▶ [Task objective] Set down every line of the data exactly, skipping the pictures.

━━ Provided data

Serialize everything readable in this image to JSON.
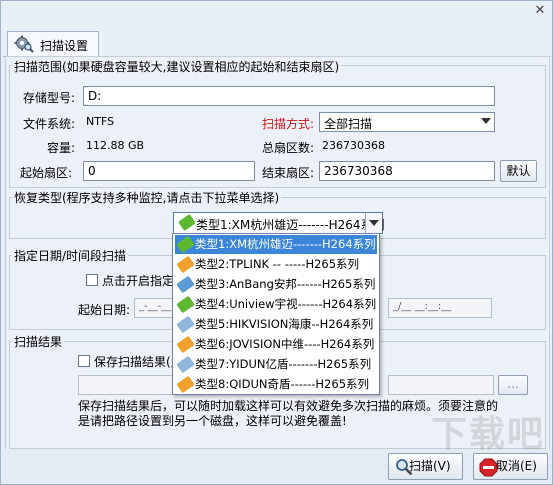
{
  "window": {
    "close_glyph": "✕"
  },
  "tab": {
    "label": "扫描设置",
    "icon": "gear-search-icon"
  },
  "scan_range": {
    "title": "扫描范围(如果硬盘容量较大,建议设置相应的起始和结束扇区)",
    "storage_label": "存储型号:",
    "storage_value": "D:",
    "fs_label": "文件系统:",
    "fs_value": "NTFS",
    "capacity_label": "容量:",
    "capacity_value": "112.88 GB",
    "scan_mode_label": "扫描方式:",
    "scan_mode_value": "全部扫描",
    "total_sectors_label": "总扇区数:",
    "total_sectors_value": "236730368",
    "start_sector_label": "起始扇区:",
    "start_sector_value": "0",
    "end_sector_label": "结束扇区:",
    "end_sector_value": "236730368",
    "default_button": "默认"
  },
  "recovery_type": {
    "title": "恢复类型(程序支持多种监控,请点击下拉菜单选择)",
    "selected": "类型1:XM杭州雄迈-------H264系列",
    "options": [
      {
        "label": "类型1:XM杭州雄迈-------H264系列",
        "color": "#5cb82e"
      },
      {
        "label": "类型2:TPLINK        -- -----H265系列",
        "color": "#f0a32c"
      },
      {
        "label": "类型3:AnBang安邦------H265系列",
        "color": "#5b9bd8"
      },
      {
        "label": "类型4:Uniview宇视------H264系列",
        "color": "#5cb82e"
      },
      {
        "label": "类型5:HIKVISION海康--H264系列",
        "color": "#8fb6dc"
      },
      {
        "label": "类型6:JOVISION中维----H264系列",
        "color": "#f0a32c"
      },
      {
        "label": "类型7:YIDUN亿盾-------H265系列",
        "color": "#8fb6dc"
      },
      {
        "label": "类型8:QIDUN奇盾------H265系列",
        "color": "#f0a32c"
      }
    ]
  },
  "date_range": {
    "title": "指定日期/时间段扫描",
    "enable_label": "点击开启指定日",
    "start_date_label": "起始日期:",
    "start_date_value": "_-__-__ __:__:__",
    "end_date_value": "_/__ __:__:__"
  },
  "scan_result": {
    "title": "扫描结果",
    "save_label": "保存扫描结果(点",
    "path_value": "",
    "browse_button": "...",
    "note": "保存扫描结果后，可以随时加载这样可以有效避免多次扫描的麻烦。须要注意的是请把路径设置到另一个磁盘，这样可以避免覆盖!"
  },
  "footer": {
    "scan_button": "扫描(V)",
    "cancel_button": "取消(E)"
  },
  "watermark": "下载吧"
}
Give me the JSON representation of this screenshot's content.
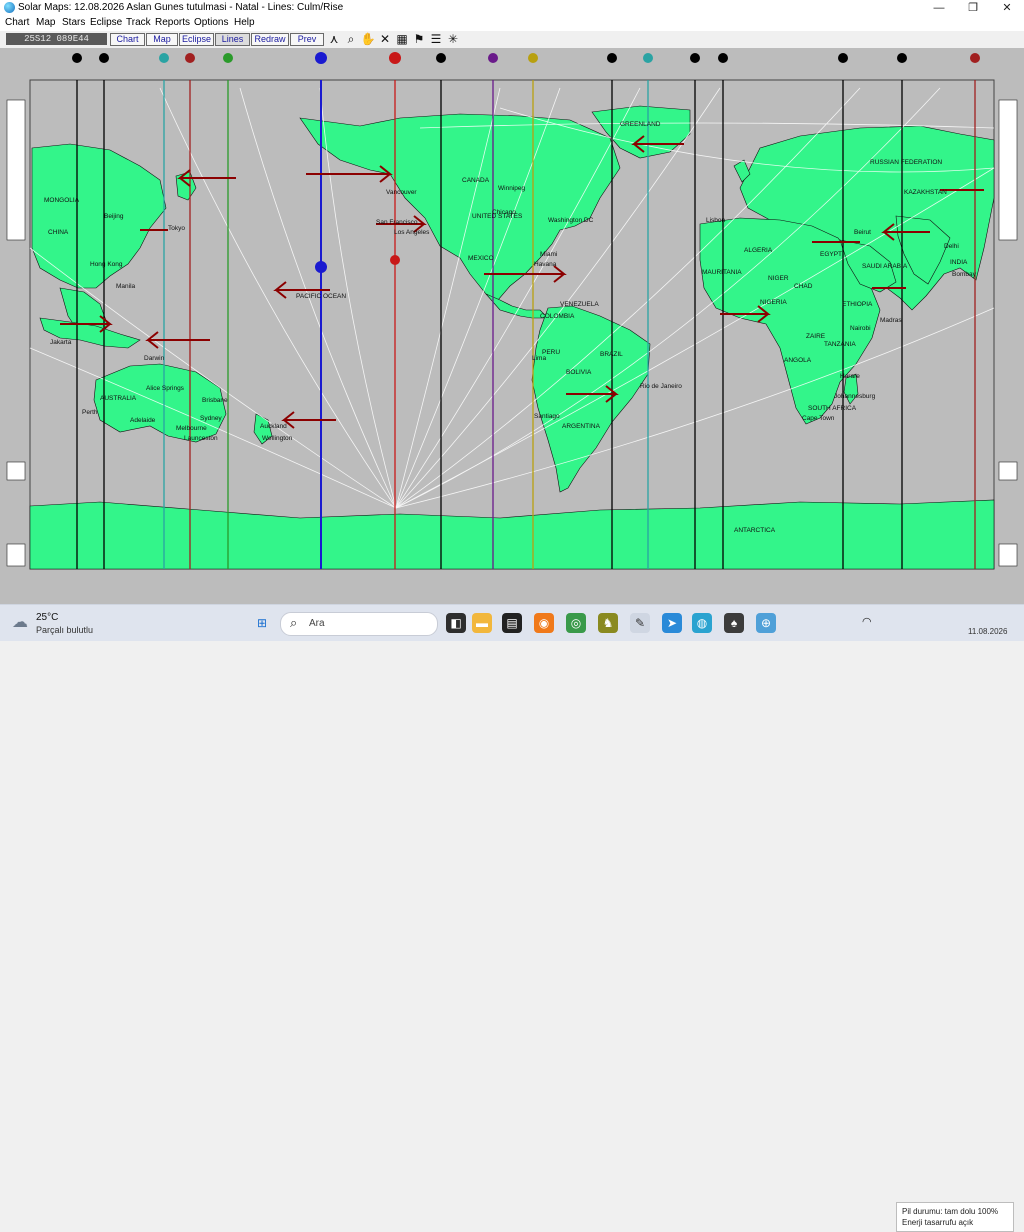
{
  "window": {
    "title": "Solar Maps: 12.08.2026 Aslan Gunes tutulmasi - Natal - Lines: Culm/Rise",
    "minimize": "—",
    "maximize": "❐",
    "close": "✕"
  },
  "menu": [
    "Chart",
    "Map",
    "Stars",
    "Eclipse",
    "Track",
    "Reports",
    "Options",
    "Help"
  ],
  "toolbar": {
    "coords": "25S12  089E44",
    "buttons": [
      "Chart",
      "Map",
      "Eclipse",
      "Lines",
      "Redraw",
      "Prev"
    ],
    "active_button": "Lines",
    "icons": [
      "figure-icon",
      "zoom-icon",
      "hand-icon",
      "no-lines-icon",
      "grid-icon",
      "flag-icon",
      "list-icon",
      "cross-icon"
    ]
  },
  "map": {
    "ocean_color": "#bcbcbc",
    "land_color": "#33f58a",
    "place_labels": [
      "MONGOLIA",
      "CHINA",
      "Beijing",
      "Tokyo",
      "Hong Kong",
      "Manila",
      "Jakarta",
      "Darwin",
      "AUSTRALIA",
      "Alice Springs",
      "Brisbane",
      "Perth",
      "Adelaide",
      "Sydney",
      "Melbourne",
      "Launceston",
      "Auckland",
      "Wellington",
      "PACIFIC OCEAN",
      "Vancouver",
      "CANADA",
      "Winnipeg",
      "San Francisco",
      "Los Angeles",
      "UNITED STATES",
      "Chicago",
      "Washington DC",
      "MEXICO",
      "Miami",
      "Havana",
      "VENEZUELA",
      "COLOMBIA",
      "PERU",
      "Lima",
      "BRAZIL",
      "BOLIVIA",
      "Rio de Janeiro",
      "Santiago",
      "ARGENTINA",
      "GREENLAND",
      "Lisbon",
      "ALGERIA",
      "MAURITANIA",
      "NIGER",
      "CHAD",
      "NIGERIA",
      "EGYPT",
      "SAUDI ARABIA",
      "ETHIOPIA",
      "Nairobi",
      "ZAIRE",
      "TANZANIA",
      "ANGOLA",
      "Harare",
      "Johannesburg",
      "SOUTH AFRICA",
      "Cape Town",
      "RUSSIAN FEDERATION",
      "KAZAKHSTAN",
      "Delhi",
      "INDIA",
      "Bombay",
      "Beirut",
      "Madras",
      "ANTARCTICA"
    ]
  },
  "taskbar": {
    "temperature": "25°C",
    "condition": "Parçalı bulutlu",
    "search_placeholder": "Ara",
    "battery_line1": "Pil durumu: tam dolu 100%",
    "battery_line2": "Enerji tasarrufu açık",
    "clock": "11.08.2026"
  }
}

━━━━

▶ [Task result]
Serialize everything readable in this image to JSON.
{
  "window": {
    "close_glyph": "✕"
  },
  "tab": {
    "label": "扫描设置",
    "icon": "gear-search-icon"
  },
  "scan_range": {
    "title": "扫描范围(如果硬盘容量较大,建议设置相应的起始和结束扇区)",
    "storage_label": "存储型号:",
    "storage_value": "D:",
    "fs_label": "文件系统:",
    "fs_value": "NTFS",
    "capacity_label": "容量:",
    "capacity_value": "112.88 GB",
    "scan_mode_label": "扫描方式:",
    "scan_mode_value": "全部扫描",
    "total_sectors_label": "总扇区数:",
    "total_sectors_value": "236730368",
    "start_sector_label": "起始扇区:",
    "start_sector_value": "0",
    "end_sector_label": "结束扇区:",
    "end_sector_value": "236730368",
    "default_button": "默认"
  },
  "recovery_type": {
    "title": "恢复类型(程序支持多种监控,请点击下拉菜单选择)",
    "selected": "类型1:XM杭州雄迈-------H264系列",
    "options": [
      {
        "label": "类型1:XM杭州雄迈-------H264系列",
        "color": "#5cb82e"
      },
      {
        "label": "类型2:TPLINK        -- -----H265系列",
        "color": "#f0a32c"
      },
      {
        "label": "类型3:AnBang安邦------H265系列",
        "color": "#5b9bd8"
      },
      {
        "label": "类型4:Uniview宇视------H264系列",
        "color": "#5cb82e"
      },
      {
        "label": "类型5:HIKVISION海康--H264系列",
        "color": "#8fb6dc"
      },
      {
        "label": "类型6:JOVISION中维----H264系列",
        "color": "#f0a32c"
      },
      {
        "label": "类型7:YIDUN亿盾-------H265系列",
        "color": "#8fb6dc"
      },
      {
        "label": "类型8:QIDUN奇盾------H265系列",
        "color": "#f0a32c"
      }
    ]
  },
  "date_range": {
    "title": "指定日期/时间段扫描",
    "enable_label": "点击开启指定日",
    "start_date_label": "起始日期:",
    "start_date_value": "_-__-__ __:__:__",
    "end_date_value": "_/__ __:__:__"
  },
  "scan_result": {
    "title": "扫描结果",
    "save_label": "保存扫描结果(点",
    "path_value": "",
    "browse_button": "...",
    "note": "保存扫描结果后，可以随时加载这样可以有效避免多次扫描的麻烦。须要注意的是请把路径设置到另一个磁盘，这样可以避免覆盖!"
  },
  "footer": {
    "scan_button": "扫描(V)",
    "cancel_button": "取消(E)"
  },
  "watermark": "下载吧"
}
Give me the JSON representation of this screenshot's content.
{
  "window": {
    "title": "Solar Maps: 12.08.2026 Aslan Gunes tutulmasi - Natal - Lines: Culm/Rise",
    "minimize": "—",
    "maximize": "❐",
    "close": "✕"
  },
  "menu": [
    "Chart",
    "Map",
    "Stars",
    "Eclipse",
    "Track",
    "Reports",
    "Options",
    "Help"
  ],
  "toolbar": {
    "coords": "25S12  089E44",
    "buttons": [
      "Chart",
      "Map",
      "Eclipse",
      "Lines",
      "Redraw",
      "Prev"
    ],
    "active_button": "Lines",
    "icons": [
      "figure-icon",
      "zoom-icon",
      "hand-icon",
      "no-lines-icon",
      "grid-icon",
      "flag-icon",
      "list-icon",
      "cross-icon"
    ]
  },
  "map": {
    "ocean_color": "#bcbcbc",
    "land_color": "#33f58a",
    "place_labels": [
      "MONGOLIA",
      "CHINA",
      "Beijing",
      "Tokyo",
      "Hong Kong",
      "Manila",
      "Jakarta",
      "Darwin",
      "AUSTRALIA",
      "Alice Springs",
      "Brisbane",
      "Perth",
      "Adelaide",
      "Sydney",
      "Melbourne",
      "Launceston",
      "Auckland",
      "Wellington",
      "PACIFIC OCEAN",
      "Vancouver",
      "CANADA",
      "Winnipeg",
      "San Francisco",
      "Los Angeles",
      "UNITED STATES",
      "Chicago",
      "Washington DC",
      "MEXICO",
      "Miami",
      "Havana",
      "VENEZUELA",
      "COLOMBIA",
      "PERU",
      "Lima",
      "BRAZIL",
      "BOLIVIA",
      "Rio de Janeiro",
      "Santiago",
      "ARGENTINA",
      "GREENLAND",
      "Lisbon",
      "ALGERIA",
      "MAURITANIA",
      "NIGER",
      "CHAD",
      "NIGERIA",
      "EGYPT",
      "SAUDI ARABIA",
      "ETHIOPIA",
      "Nairobi",
      "ZAIRE",
      "TANZANIA",
      "ANGOLA",
      "Harare",
      "Johannesburg",
      "SOUTH AFRICA",
      "Cape Town",
      "RUSSIAN FEDERATION",
      "KAZAKHSTAN",
      "Delhi",
      "INDIA",
      "Bombay",
      "Beirut",
      "Madras",
      "ANTARCTICA"
    ]
  },
  "taskbar": {
    "temperature": "25°C",
    "condition": "Parçalı bulutlu",
    "search_placeholder": "Ara",
    "battery_line1": "Pil durumu: tam dolu 100%",
    "battery_line2": "Enerji tasarrufu açık",
    "clock": "11.08.2026"
  }
}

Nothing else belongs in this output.